Session Date/Time: Thursday 17/09/2015 | 08:30-10:30
Paper Time: 10:06
First Author: : M.Nicolo ITALY
Co Author(s): : A. Puddu R. Sanguineti G. Viviani C. Traverso
PURPOSE:Members of the vascular endothelial growth factor (VEGF) family, such as VEGF-A and Placental Growth Factor (PlGF), play a critical role in angiogenesis. Synergism between VEGF-A and PlGF contributes to both physiological angiogenic processes and pathological plasma extravasation.

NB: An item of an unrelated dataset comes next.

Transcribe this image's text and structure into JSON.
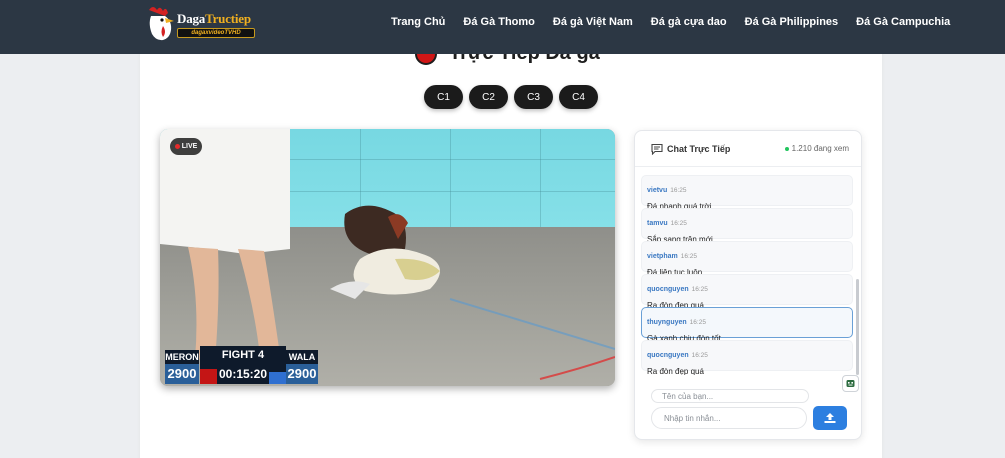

Ranibizumab (RBZ), an anti-VEGF-A molecule, and Aflibercept (AFL), a recombinant decoy receptor that binds both VEGF-A and PlGF, are widely employed to treat age-related macular degeneration (AMD). The aim of this study is to investigate whether treatments with RBZ or AFL activate different responses in an in vitro models of RPE and endothelial cells in co-culture.

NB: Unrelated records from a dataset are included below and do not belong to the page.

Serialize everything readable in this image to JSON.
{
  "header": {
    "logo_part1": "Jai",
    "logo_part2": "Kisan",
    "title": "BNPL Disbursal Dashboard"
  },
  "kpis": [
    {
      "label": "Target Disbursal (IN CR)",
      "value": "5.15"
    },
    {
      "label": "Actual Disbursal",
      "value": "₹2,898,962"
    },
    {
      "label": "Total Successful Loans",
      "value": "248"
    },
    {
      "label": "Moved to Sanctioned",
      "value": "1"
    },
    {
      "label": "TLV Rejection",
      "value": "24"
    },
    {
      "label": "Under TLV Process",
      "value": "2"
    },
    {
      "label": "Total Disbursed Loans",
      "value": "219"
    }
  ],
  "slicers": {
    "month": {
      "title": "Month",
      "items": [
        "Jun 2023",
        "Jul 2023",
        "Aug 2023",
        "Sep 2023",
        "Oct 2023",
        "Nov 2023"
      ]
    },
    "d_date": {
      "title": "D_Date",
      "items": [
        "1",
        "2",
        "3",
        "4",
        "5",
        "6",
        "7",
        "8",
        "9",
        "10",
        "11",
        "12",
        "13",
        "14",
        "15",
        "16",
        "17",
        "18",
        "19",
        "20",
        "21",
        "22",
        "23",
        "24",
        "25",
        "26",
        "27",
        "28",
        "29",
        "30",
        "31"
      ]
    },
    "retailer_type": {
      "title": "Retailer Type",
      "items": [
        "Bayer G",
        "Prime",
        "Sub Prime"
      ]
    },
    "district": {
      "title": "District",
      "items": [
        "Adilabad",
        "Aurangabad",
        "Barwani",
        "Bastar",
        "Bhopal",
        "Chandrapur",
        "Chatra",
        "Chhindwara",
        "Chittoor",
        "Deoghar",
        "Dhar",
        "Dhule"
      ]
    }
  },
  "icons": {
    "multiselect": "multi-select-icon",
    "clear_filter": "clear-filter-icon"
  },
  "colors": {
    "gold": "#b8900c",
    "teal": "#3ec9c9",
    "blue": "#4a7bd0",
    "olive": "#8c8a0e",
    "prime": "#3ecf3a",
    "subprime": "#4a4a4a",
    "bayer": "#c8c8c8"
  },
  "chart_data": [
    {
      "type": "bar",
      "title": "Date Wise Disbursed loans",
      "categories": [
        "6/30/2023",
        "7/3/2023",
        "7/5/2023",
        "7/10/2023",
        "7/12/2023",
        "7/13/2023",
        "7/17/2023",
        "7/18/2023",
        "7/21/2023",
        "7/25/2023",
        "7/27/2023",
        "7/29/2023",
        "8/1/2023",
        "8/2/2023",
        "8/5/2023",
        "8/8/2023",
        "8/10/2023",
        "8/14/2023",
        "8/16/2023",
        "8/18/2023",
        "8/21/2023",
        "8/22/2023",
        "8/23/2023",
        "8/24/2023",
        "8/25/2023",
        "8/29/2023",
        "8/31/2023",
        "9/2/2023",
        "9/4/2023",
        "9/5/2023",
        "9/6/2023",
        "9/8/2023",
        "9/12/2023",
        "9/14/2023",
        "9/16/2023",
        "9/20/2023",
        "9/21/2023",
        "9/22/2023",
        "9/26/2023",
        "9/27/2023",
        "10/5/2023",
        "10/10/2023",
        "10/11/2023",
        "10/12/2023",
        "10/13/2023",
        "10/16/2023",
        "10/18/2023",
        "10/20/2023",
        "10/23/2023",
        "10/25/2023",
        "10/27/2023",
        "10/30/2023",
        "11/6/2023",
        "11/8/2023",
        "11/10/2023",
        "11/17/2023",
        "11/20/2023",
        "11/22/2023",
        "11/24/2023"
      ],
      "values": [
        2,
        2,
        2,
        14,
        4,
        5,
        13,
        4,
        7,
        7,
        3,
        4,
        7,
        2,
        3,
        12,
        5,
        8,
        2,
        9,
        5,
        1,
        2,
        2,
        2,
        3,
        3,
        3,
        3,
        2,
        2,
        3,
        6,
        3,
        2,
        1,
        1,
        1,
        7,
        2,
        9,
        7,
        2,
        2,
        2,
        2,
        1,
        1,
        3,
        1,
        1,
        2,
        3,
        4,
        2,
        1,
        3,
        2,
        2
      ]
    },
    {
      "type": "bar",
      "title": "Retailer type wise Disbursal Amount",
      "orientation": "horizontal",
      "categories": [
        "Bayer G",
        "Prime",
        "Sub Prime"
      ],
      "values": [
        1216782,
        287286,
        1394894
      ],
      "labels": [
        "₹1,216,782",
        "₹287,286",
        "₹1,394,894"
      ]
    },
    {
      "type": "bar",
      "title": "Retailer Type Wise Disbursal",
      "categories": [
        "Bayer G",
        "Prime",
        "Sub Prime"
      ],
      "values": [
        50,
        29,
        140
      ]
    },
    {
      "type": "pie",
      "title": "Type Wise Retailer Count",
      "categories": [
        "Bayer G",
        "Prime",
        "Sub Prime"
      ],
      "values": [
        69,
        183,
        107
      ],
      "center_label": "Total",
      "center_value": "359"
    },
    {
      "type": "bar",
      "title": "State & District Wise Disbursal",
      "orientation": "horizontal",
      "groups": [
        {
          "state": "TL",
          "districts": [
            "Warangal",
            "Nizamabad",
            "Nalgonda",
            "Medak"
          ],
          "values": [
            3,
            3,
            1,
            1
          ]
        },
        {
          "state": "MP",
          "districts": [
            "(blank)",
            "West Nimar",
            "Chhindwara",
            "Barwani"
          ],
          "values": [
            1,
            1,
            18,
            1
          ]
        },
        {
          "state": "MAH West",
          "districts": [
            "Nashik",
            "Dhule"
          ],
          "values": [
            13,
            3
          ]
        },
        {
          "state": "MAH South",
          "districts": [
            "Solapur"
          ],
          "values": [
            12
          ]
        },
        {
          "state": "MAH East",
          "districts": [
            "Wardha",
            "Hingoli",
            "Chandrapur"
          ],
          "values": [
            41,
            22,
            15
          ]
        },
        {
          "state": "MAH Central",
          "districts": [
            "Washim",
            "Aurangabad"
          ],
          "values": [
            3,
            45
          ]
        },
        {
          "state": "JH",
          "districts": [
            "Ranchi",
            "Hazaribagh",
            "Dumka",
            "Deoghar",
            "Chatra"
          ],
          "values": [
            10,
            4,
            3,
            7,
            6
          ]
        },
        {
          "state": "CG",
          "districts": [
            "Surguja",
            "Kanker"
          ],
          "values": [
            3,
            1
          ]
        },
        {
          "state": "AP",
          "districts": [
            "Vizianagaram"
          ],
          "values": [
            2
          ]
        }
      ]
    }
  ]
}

Department of Internal Medicine and Department of Neuroscience, Ophthalmology, Genetics and Maternal Science - University of Genova, Italy
Human RPE (ARPE-19) and endothelial (HECV) cells were co-cultured in DMEM low glucose and 10% FBS. Cells were treated with clinical doses of either RBZ (0.125 mg/ml) or AF (0.5 mg/ml) for 24 (T1) and 72 (T2) hours. At every experimental timepoint we evaluated: cell viability (via fluorimetric assay); mRNA expression and protein secretion of VEGF-A and PlGF (via RealTime-PCR and ELISA).

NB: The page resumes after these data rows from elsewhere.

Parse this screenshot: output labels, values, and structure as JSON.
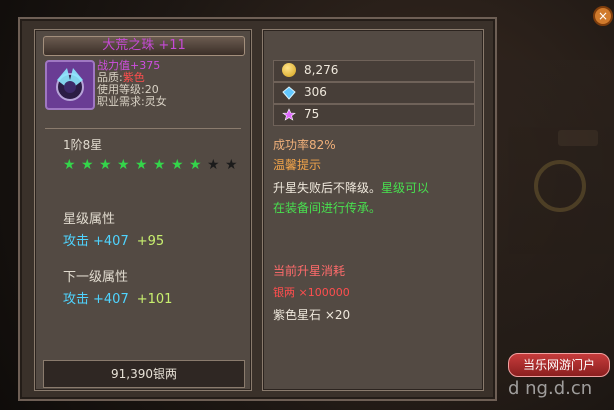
{
  "item": {
    "name": "大荒之珠",
    "enhance": "+11",
    "power": "战力值+375",
    "quality_label": "品质:",
    "quality_value": "紫色",
    "required_level": "使用等级:20",
    "required_job": "职业需求:灵女",
    "stars_level": "1阶8星",
    "stars_total": 10,
    "stars_filled": 8
  },
  "left": {
    "current_attr_title": "星级属性",
    "current_attr": {
      "label": "攻击",
      "base": "+407",
      "bonus": "+95"
    },
    "next_attr_title": "下一级属性",
    "next_attr": {
      "label": "攻击",
      "base": "+407",
      "bonus": "+101"
    },
    "cost": "91,390银两"
  },
  "right": {
    "currency": [
      {
        "icon": "gold-coin-icon",
        "value": "8,276"
      },
      {
        "icon": "diamond-icon",
        "value": "306"
      },
      {
        "icon": "purple-star-icon",
        "value": "75"
      }
    ],
    "success_rate": "成功率82%",
    "tip_title": "温馨提示",
    "tip_line1": "升星失败后不降级。",
    "tip_line1_highlight": "星级可以",
    "tip_line2": "在装备间进行传承。",
    "consume_title": "当前升星消耗",
    "consume_silver": "银两 ×100000",
    "consume_stone": "紫色星石 ×20"
  },
  "ui": {
    "portal": "当乐网游门户",
    "watermark": "d ng.d.cn",
    "close": "×"
  }
}
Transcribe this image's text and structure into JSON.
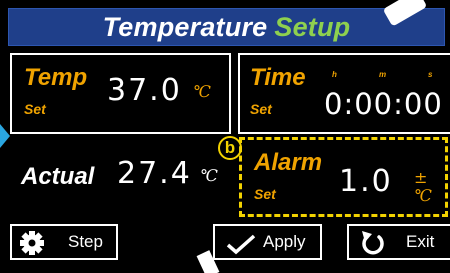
{
  "title": {
    "part1": "Temperature",
    "part2": "Setup"
  },
  "temp_set": {
    "label": "Temp",
    "sublabel": "Set",
    "value": "37.0",
    "unit": "℃"
  },
  "time_set": {
    "label": "Time",
    "sublabel": "Set",
    "value": "0:00:00",
    "h_label": "h",
    "m_label": "m",
    "s_label": "s"
  },
  "actual": {
    "label": "Actual",
    "value": "27.4",
    "unit": "℃"
  },
  "alarm_set": {
    "label": "Alarm",
    "sublabel": "Set",
    "value": "1.0",
    "unit": "±℃"
  },
  "callout": {
    "marker": "b"
  },
  "buttons": {
    "step": "Step",
    "apply": "Apply",
    "exit": "Exit"
  },
  "colors": {
    "background": "#000000",
    "title_bar": "#1f3f8a",
    "title_accent": "#8ed04f",
    "label_orange": "#f0a300",
    "highlight_yellow": "#f2d200",
    "side_marker": "#2aa6e0"
  },
  "icons": {
    "step": "gear-icon",
    "apply": "checkmark-icon",
    "exit": "return-arrow-icon"
  }
}
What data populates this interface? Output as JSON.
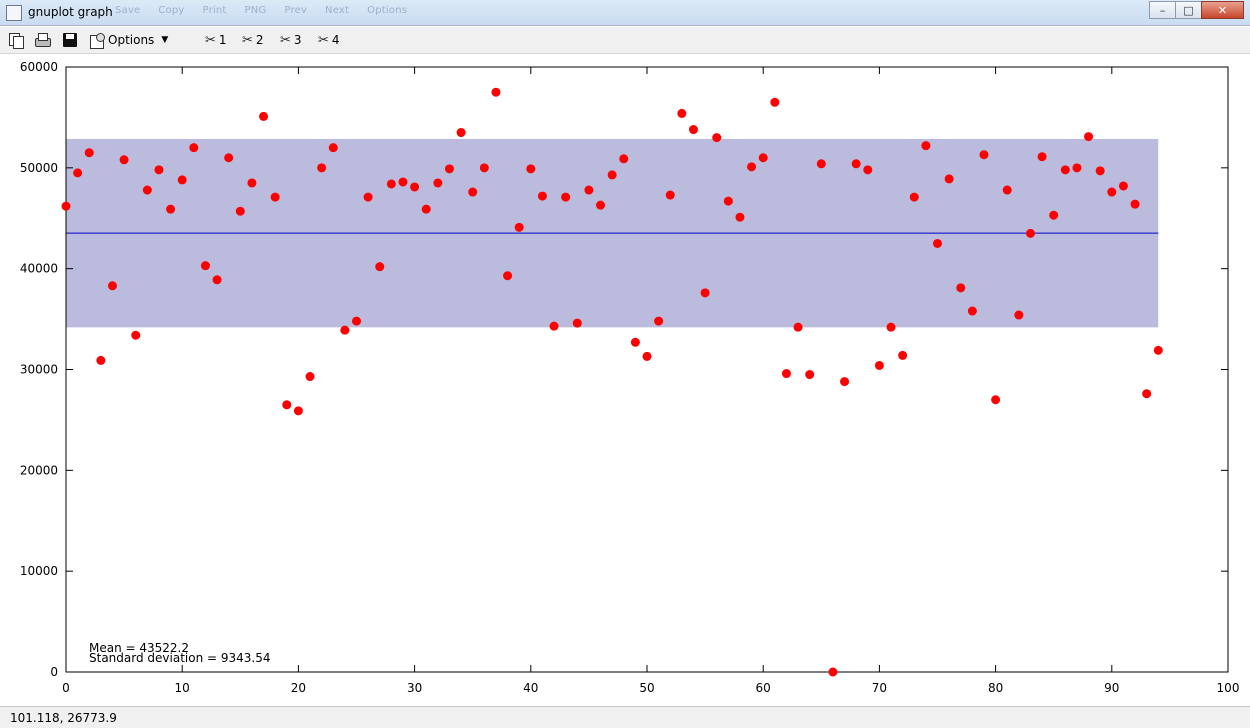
{
  "window": {
    "title": "gnuplot graph",
    "menu_faded": [
      "Save",
      "Copy",
      "Print",
      "PNG",
      "Prev",
      "Next",
      "Options"
    ]
  },
  "toolbar": {
    "icons": [
      "copy-icon",
      "print-icon",
      "save-icon",
      "options-icon"
    ],
    "options_label": "Options",
    "bookmarks": [
      "1",
      "2",
      "3",
      "4"
    ]
  },
  "colors": {
    "band": "#bbbbdd",
    "mean_line": "#0000cc",
    "points": "#ff0000",
    "axis": "#000000"
  },
  "chart_data": {
    "type": "scatter",
    "title": "",
    "xlabel": "",
    "ylabel": "",
    "xlim": [
      0,
      100
    ],
    "ylim": [
      0,
      60000
    ],
    "x_ticks": [
      0,
      10,
      20,
      30,
      40,
      50,
      60,
      70,
      80,
      90,
      100
    ],
    "y_ticks": [
      0,
      10000,
      20000,
      30000,
      40000,
      50000,
      60000
    ],
    "grid": false,
    "mean": 43522.2,
    "std_dev": 9343.54,
    "band": {
      "x": [
        0,
        94
      ],
      "y": [
        34178.66,
        52865.74
      ]
    },
    "mean_line": {
      "x": [
        0,
        94
      ],
      "y": 43522.2
    },
    "annotations": [
      "Mean = 43522.2",
      "Standard deviation = 9343.54"
    ],
    "series": [
      {
        "x": [
          0,
          1,
          2,
          3,
          4,
          5,
          6,
          7,
          8,
          9,
          10,
          11,
          12,
          13,
          14,
          15,
          16,
          17,
          18,
          19,
          20,
          21,
          22,
          23,
          24,
          25,
          26,
          27,
          28,
          29,
          30,
          31,
          32,
          33,
          34,
          35,
          36,
          37,
          38,
          39,
          40,
          41,
          42,
          43,
          44,
          45,
          46,
          47,
          48,
          49,
          50,
          51,
          52,
          53,
          54,
          55,
          56,
          57,
          58,
          59,
          60,
          61,
          62,
          63,
          64,
          65,
          66,
          67,
          68,
          69,
          70,
          71,
          72,
          73,
          74,
          75,
          76,
          77,
          78,
          79,
          80,
          81,
          82,
          83,
          84,
          85,
          86,
          87,
          88,
          89,
          90,
          91,
          92,
          93,
          94
        ],
        "y": [
          46200,
          49500,
          51500,
          30900,
          38300,
          50800,
          33400,
          47800,
          49800,
          45900,
          48800,
          52000,
          40300,
          38900,
          51000,
          45700,
          48500,
          55100,
          47100,
          26500,
          25900,
          29300,
          50000,
          52000,
          33900,
          34800,
          47100,
          40200,
          48400,
          48600,
          48100,
          45900,
          48500,
          49900,
          53500,
          47600,
          50000,
          57500,
          39300,
          44100,
          49900,
          47200,
          34300,
          47100,
          34600,
          47800,
          46300,
          49300,
          50900,
          32700,
          31300,
          34800,
          47300,
          55400,
          53800,
          37600,
          53000,
          46700,
          45100,
          50100,
          51000,
          56500,
          29600,
          34200,
          29500,
          50400,
          0,
          28800,
          50400,
          49800,
          30400,
          34200,
          31400,
          47100,
          52200,
          42500,
          48900,
          38100,
          35800,
          51300,
          27000,
          47800,
          35400,
          43500,
          51100,
          45300,
          49800,
          50000,
          53100,
          49700,
          47600,
          48200,
          46400,
          27600,
          31900
        ]
      }
    ]
  },
  "status": {
    "coords": "101.118,  26773.9"
  }
}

Cell viability was not affected by exposure to RBZ or AFL. Treatment with RBZ maintained mRNA levels of VEGF-A and PlGF comparable to those observed in control cells. As expected, treatments with RBZ prevented detection of VEGF-A in surpernatants of cells at every time points. Although culture with RBZ did not affect secretion of PlGF at T1, RBZ significantly decreased it at T2. Treatment with AFL strongly increased VEGF-A gene expression at T1 in both cell lines, and at T2 only in HECV. Moreover culture with AFL enhanced mRNA levels of PlGF in ARPE-19 cells at T1. As expected, treatments with AFL prevented detection of VEGF-A and PlGF in surpernatants of cells at both time points.
The main interesting finding of this study is that prolonged exposure to RBZ decreases the release of PlGF in comparison to control, suggesting that blockage of VEGF-A may contribute to reduce PlGF amount. The decreased amount of PlGF from cells treated for 72h with RBZ is not related to lowered mRNA levels, suggesting that other mechanisms are involved in this process. Furthermore these results suggest that mRNA expression of VEGFs was differently regulated by clinical dose of RBZ or AFL, as revealed by RT-PCR: while the blockage of VEGF-A did not induce a compensatory response in these cells, the concomitant blockage of PlGF caused by AFL up-regulated mRNA levels of VEGF-A in both cell types. Since it has been proposed that PlGF contributes to stimulate angiogenesis by displacing VEGF-A from the binding to VEGFR-1, thereby increasing the fraction of VEGF-A available to activate VEGFR-2, our findings related to AFL may be due to the loss of this “braking signal”. In conclusion these results highlight that blockage of VEGF-A due to the chronic exposure to RBZ leads to progressive reduction of PlGF, on the contrary, drastic depletion of PlGF caused by AFL may lead to sustained activation of endothelial cells.